Data records for software interfaces

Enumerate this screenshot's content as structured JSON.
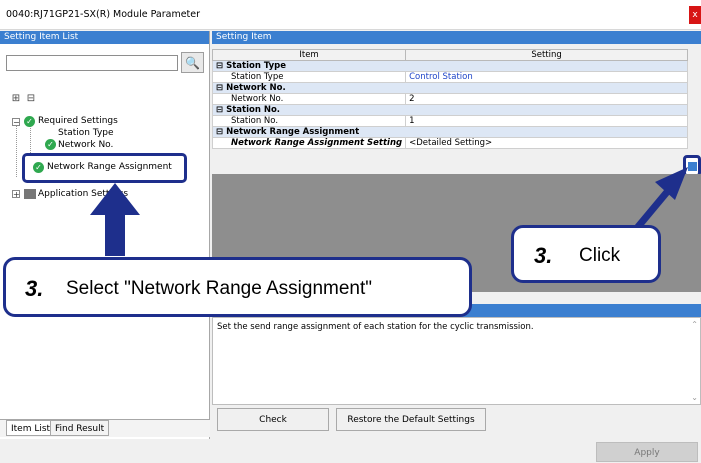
{
  "window": {
    "title": "0040:RJ71GP21-SX(R) Module Parameter",
    "close_glyph": "x"
  },
  "left_panel": {
    "header": "Setting Item List",
    "search_value": "",
    "tree": [
      {
        "label": "Required Settings"
      },
      {
        "label": "Station Type"
      },
      {
        "label": "Network No."
      },
      {
        "label": "Network Range Assignment"
      },
      {
        "label": "Application Settings"
      }
    ],
    "tabs": [
      "Item List",
      "Find Result"
    ]
  },
  "right_panel": {
    "header": "Setting Item",
    "columns": [
      "Item",
      "Setting"
    ],
    "rows": [
      {
        "item": "Station Type",
        "setting": "",
        "category": true
      },
      {
        "item": "Station Type",
        "setting": "Control Station",
        "category": false
      },
      {
        "item": "Network No.",
        "setting": "",
        "category": true
      },
      {
        "item": "Network No.",
        "setting": "2",
        "category": false
      },
      {
        "item": "Station No.",
        "setting": "",
        "category": true
      },
      {
        "item": "Station No.",
        "setting": "1",
        "category": false
      },
      {
        "item": "Network Range Assignment",
        "setting": "",
        "category": true
      },
      {
        "item": "Network Range Assignment Setting",
        "setting": "<Detailed Setting>",
        "category": false
      }
    ],
    "description": "Set the send range assignment of each station for the cyclic transmission.",
    "buttons": {
      "check": "Check",
      "restore": "Restore the Default Settings",
      "apply": "Apply"
    }
  },
  "callouts": {
    "select": {
      "num": "3.",
      "text": "Select \"Network Range Assignment\""
    },
    "click": {
      "num": "3.",
      "text": "Click"
    }
  },
  "colors": {
    "accent_navy": "#1e2f8c",
    "header_blue": "#3b7fd0",
    "check_green": "#2fa84f"
  }
}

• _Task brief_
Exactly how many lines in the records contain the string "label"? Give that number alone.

• _Response area_
5